---- Task input
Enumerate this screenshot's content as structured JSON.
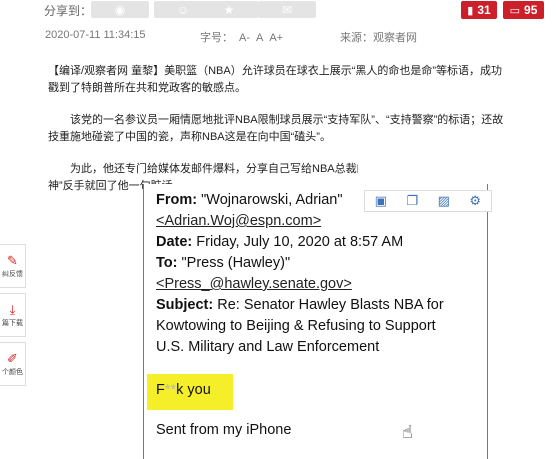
{
  "share": {
    "label": "分享到：",
    "buttons": [
      {
        "name": "weibo-icon",
        "glyph": "◉"
      },
      {
        "name": "qq-icon",
        "glyph": "☺"
      },
      {
        "name": "favorite-icon",
        "glyph": "★"
      },
      {
        "name": "wechat-icon",
        "glyph": "✉"
      }
    ],
    "bookmark_count": "31",
    "comment_count": "95"
  },
  "meta": {
    "datetime": "2020-07-11 11:34:15",
    "font_size_label": "字号：",
    "font_sizes": [
      "A-",
      "A",
      "A+"
    ],
    "source": "来源：观察者网"
  },
  "article": {
    "paragraphs": [
      [
        "【编译/观察者网 童黎】美职篮（NBA）允许球员在球衣上展示“黑人的命也是命”等标语，成功",
        "戳到了特朗普所在共和党政客的敏感点。"
      ],
      [
        "　　该党的一名参议员一厢情愿地批评NBA限制球员展示“支持军队”、“支持警察”的标语；还故",
        "技重施地碰瓷了中国的瓷，声称NBA这是在向中国“磕头”。"
      ],
      [
        "　　为此，他还专门给媒体发邮件爆料，分享自己写给NBA总裁的公开信。不料，著名NBA记者“沃",
        "神”反手就回了他一句脏话。"
      ]
    ]
  },
  "sidebar": {
    "items": [
      {
        "label": "纠反馈",
        "glyph": "✎"
      },
      {
        "label": "篇下载",
        "glyph": "⤓"
      },
      {
        "label": "个颜色",
        "glyph": "✐"
      }
    ]
  },
  "image_toolbar": {
    "icons": [
      "save-icon",
      "copy-icon",
      "image-search-icon",
      "settings-icon"
    ],
    "glyphs": [
      "▣",
      "❐",
      "▨",
      "⚙"
    ]
  },
  "email": {
    "from_label": "From:",
    "from_value": "\"Wojnarowski, Adrian\"",
    "from_email": "<Adrian.Woj@espn.com>",
    "date_label": "Date:",
    "date_value": "Friday, July 10, 2020 at 8:57 AM",
    "to_label": "To:",
    "to_value": "\"Press (Hawley)\"",
    "to_email": "<Press_@hawley.senate.gov>",
    "subject_label": "Subject:",
    "subject_line1": "Re: Senator Hawley Blasts NBA for",
    "subject_line2": "Kowtowing to Beijing & Refusing to Support",
    "subject_line3": "U.S. Military and Law Enforcement",
    "reply_first": "F",
    "reply_blurred": "**",
    "reply_rest": "k you",
    "signature": "Sent from my iPhone",
    "highlight_color": "#f5ef2a"
  },
  "colors": {
    "accent_red": "#cc1f2a",
    "toolbar_blue": "#3f73b8"
  }
}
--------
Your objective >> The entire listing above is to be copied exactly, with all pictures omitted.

Exercise solution >>
Enumerate this screenshot's content as structured JSON.
{
  "share": {
    "label": "分享到：",
    "buttons": [
      {
        "name": "weibo-icon",
        "glyph": "◉"
      },
      {
        "name": "qq-icon",
        "glyph": "☺"
      },
      {
        "name": "favorite-icon",
        "glyph": "★"
      },
      {
        "name": "wechat-icon",
        "glyph": "✉"
      }
    ],
    "bookmark_count": "31",
    "comment_count": "95"
  },
  "meta": {
    "datetime": "2020-07-11 11:34:15",
    "font_size_label": "字号：",
    "font_sizes": [
      "A-",
      "A",
      "A+"
    ],
    "source": "来源：观察者网"
  },
  "article": {
    "paragraphs": [
      [
        "【编译/观察者网 童黎】美职篮（NBA）允许球员在球衣上展示“黑人的命也是命”等标语，成功",
        "戳到了特朗普所在共和党政客的敏感点。"
      ],
      [
        "　　该党的一名参议员一厢情愿地批评NBA限制球员展示“支持军队”、“支持警察”的标语；还故",
        "技重施地碰瓷了中国的瓷，声称NBA这是在向中国“磕头”。"
      ],
      [
        "　　为此，他还专门给媒体发邮件爆料，分享自己写给NBA总裁的公开信。不料，著名NBA记者“沃",
        "神”反手就回了他一句脏话。"
      ]
    ]
  },
  "sidebar": {
    "items": [
      {
        "label": "纠反馈",
        "glyph": "✎"
      },
      {
        "label": "篇下载",
        "glyph": "⤓"
      },
      {
        "label": "个颜色",
        "glyph": "✐"
      }
    ]
  },
  "image_toolbar": {
    "icons": [
      "save-icon",
      "copy-icon",
      "image-search-icon",
      "settings-icon"
    ],
    "glyphs": [
      "▣",
      "❐",
      "▨",
      "⚙"
    ]
  },
  "email": {
    "from_label": "From:",
    "from_value": "\"Wojnarowski, Adrian\"",
    "from_email": "<Adrian.Woj@espn.com>",
    "date_label": "Date:",
    "date_value": "Friday, July 10, 2020 at 8:57 AM",
    "to_label": "To:",
    "to_value": "\"Press (Hawley)\"",
    "to_email": "<Press_@hawley.senate.gov>",
    "subject_label": "Subject:",
    "subject_line1": "Re: Senator Hawley Blasts NBA for",
    "subject_line2": "Kowtowing to Beijing & Refusing to Support",
    "subject_line3": "U.S. Military and Law Enforcement",
    "reply_first": "F",
    "reply_blurred": "**",
    "reply_rest": "k you",
    "signature": "Sent from my iPhone",
    "highlight_color": "#f5ef2a"
  },
  "colors": {
    "accent_red": "#cc1f2a",
    "toolbar_blue": "#3f73b8"
  }
}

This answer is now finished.